The little abandoned airstrip
Centuries before the Americans took control over the Canal, the Spanish were obviously dominating Central and South-America. Even then, this location was very important for colonial trade and it was important to defend this position. Close to the marina, there are ruines of a castle/fort that the Spanish built and used to defend the river. It’s currently UNESCO world heritage. Everybody in the marina is dependent on shuttle buses or taxis, but I could just take the bicyle and easily cycle there. A beautiful sight.
The ruines of the Spanish fort
Jan-Dirk and Jana told me that their plan was to leave in about 4 days to the San-Blas islands and that I was welcome to join if I wanted to. A very nice offer and good opportunity to visit this exotic archipelago, so I obviously wanted to join them! I took the extra days to visit Panama-City. A little bit less than 100 kilometers. I cycled over the highway towards Panama-City, which I have always done in Central-America without any problems. Apparently, the rules are bit stricter in Panama, it was strictly forbidden to cycle on the highway. It was Sunday, the toll houses were closed, so I entered the highway without any problems. After about 20 kilometer, traffic police stopped me and told me to leave the highway and take the other road. This other road is known as the road for the pover people, since it’s free to use. I felt much more unsafe on this road. A lot of traffic, very little space and bad infrastructure. And don’t think that they ride slower on this road, because they definitely don’t. I arrived on Sunday the 27th of January, the last day that the pope visited Panama-City. He visited the capital for almost a week, which had a big impact on the entire country. Many pellegrinos (pelgrims) came from Central and South America to see ‘El Papa’, people thought that I was a Pellegrino as well.
The people that have been following me for a longer time might remember that I went to the ‘bicycle nomad café’ in Phoenix, almost 8 months ago (see the blog). I met Erick here, originally a Panamenian. He runs a coffee shop and his brand is promoting the nomadic lifestyle of bicycle tourists. Back then, he told me that I could visit his family in Panama-City, a kind offer that I hear all the time. Something like “I have family in this country and that country, you can stay with them once you’re there”. Many times, it doesn’t work out like that because you don’t stay in contact with everybody that you meet along the way. That’s just the way it is. However, this time it did work out and I met Gerald and Miguel, the brothers of Erick. I stayed two days to visit the capital.
Gerald and I
I was impressed by the scale of the city. Walking past the skyscrapers sometimes gives you the feeling that you’re in New-York City. I didn’t know that Panama-City was such an important financial centre. I didn’t think that the city was very spectaculair, many poorly maintained buildings and a lot of garbage on the street. I accidently ended up in that dark corner of the city where you definitely DON’T want to come.
The antique part of the city was beautiful and it was still stocked with many pelgrims that remained in the city for a couple of days. I visited the interesting museum about the construction of the Panama canal and after Gerald finished his work, he showed me all the corners of the city.

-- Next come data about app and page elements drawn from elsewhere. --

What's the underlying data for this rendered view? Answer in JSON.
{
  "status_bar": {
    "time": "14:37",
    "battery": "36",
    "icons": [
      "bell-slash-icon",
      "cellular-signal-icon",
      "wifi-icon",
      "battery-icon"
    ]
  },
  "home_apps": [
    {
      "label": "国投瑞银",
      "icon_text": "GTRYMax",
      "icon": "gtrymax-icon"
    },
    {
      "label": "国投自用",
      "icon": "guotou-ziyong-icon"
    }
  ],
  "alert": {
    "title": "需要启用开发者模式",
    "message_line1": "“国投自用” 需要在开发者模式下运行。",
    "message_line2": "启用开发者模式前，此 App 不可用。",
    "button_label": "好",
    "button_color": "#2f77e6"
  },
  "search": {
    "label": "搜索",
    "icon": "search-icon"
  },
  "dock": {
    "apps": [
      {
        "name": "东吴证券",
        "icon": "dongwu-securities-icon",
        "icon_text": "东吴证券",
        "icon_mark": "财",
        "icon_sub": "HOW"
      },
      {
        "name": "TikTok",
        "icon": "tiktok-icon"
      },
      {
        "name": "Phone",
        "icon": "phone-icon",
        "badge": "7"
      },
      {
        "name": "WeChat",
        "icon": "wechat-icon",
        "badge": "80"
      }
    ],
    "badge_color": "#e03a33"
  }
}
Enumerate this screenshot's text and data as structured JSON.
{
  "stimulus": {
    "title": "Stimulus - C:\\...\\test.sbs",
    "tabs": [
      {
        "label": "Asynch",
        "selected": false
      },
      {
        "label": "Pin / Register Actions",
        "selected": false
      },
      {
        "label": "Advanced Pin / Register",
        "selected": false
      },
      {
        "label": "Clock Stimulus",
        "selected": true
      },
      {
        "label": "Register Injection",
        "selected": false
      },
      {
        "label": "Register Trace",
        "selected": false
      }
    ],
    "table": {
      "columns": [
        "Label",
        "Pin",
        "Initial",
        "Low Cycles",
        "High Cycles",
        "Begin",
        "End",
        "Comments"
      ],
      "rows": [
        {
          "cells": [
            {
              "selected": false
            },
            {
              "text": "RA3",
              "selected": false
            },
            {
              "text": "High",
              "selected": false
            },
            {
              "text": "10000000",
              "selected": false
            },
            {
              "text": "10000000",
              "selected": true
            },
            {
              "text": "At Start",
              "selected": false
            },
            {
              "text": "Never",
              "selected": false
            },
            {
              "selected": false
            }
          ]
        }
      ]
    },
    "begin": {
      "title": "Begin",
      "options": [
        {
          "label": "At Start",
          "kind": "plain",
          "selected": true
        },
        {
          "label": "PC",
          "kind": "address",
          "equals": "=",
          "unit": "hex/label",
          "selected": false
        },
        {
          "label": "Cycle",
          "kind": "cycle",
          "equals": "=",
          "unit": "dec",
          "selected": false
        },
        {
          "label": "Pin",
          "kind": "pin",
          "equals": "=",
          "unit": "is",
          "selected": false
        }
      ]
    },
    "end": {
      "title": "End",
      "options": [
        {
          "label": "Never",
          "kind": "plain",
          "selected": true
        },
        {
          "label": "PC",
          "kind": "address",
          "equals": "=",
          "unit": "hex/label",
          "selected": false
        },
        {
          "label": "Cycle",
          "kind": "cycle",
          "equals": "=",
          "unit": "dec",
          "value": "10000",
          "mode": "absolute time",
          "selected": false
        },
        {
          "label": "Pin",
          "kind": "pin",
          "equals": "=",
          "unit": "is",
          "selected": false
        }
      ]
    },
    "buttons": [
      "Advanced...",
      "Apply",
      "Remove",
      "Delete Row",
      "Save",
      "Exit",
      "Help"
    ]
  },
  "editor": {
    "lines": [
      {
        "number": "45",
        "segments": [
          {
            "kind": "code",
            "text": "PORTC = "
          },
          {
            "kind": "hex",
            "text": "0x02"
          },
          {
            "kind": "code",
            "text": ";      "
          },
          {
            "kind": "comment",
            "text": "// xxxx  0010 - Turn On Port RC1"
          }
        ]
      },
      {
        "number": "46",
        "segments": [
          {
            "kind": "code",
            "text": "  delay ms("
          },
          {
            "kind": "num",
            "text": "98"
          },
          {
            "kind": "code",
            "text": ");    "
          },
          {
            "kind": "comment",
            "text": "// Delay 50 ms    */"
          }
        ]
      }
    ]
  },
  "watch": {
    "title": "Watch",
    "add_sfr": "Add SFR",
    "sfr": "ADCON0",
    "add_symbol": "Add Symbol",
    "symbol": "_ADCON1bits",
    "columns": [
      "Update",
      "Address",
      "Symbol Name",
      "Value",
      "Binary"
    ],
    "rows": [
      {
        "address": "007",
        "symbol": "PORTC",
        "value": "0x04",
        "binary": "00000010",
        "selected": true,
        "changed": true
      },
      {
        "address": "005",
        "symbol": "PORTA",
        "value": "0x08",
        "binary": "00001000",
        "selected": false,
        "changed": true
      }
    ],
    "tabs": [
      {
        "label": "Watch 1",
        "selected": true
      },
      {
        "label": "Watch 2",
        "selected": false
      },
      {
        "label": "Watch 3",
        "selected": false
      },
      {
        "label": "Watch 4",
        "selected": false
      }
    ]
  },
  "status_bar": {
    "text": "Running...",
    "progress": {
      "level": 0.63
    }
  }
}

After two days, it was already time to say goodbye and to go back. To be honest, I felt like I had seen everything that I wanted to see in those days. I left on a Wednesday, so a shortcut via the highway was unfortunately not possible. I ate so much for breakfast, that I could cycle five hours straight to reach the marina. The plan is to leave Sunday towards the San Blas islands. If I’m lucky, I can find a connection over there to reach Colombia. If not, I think I will have to fly. We’ll see!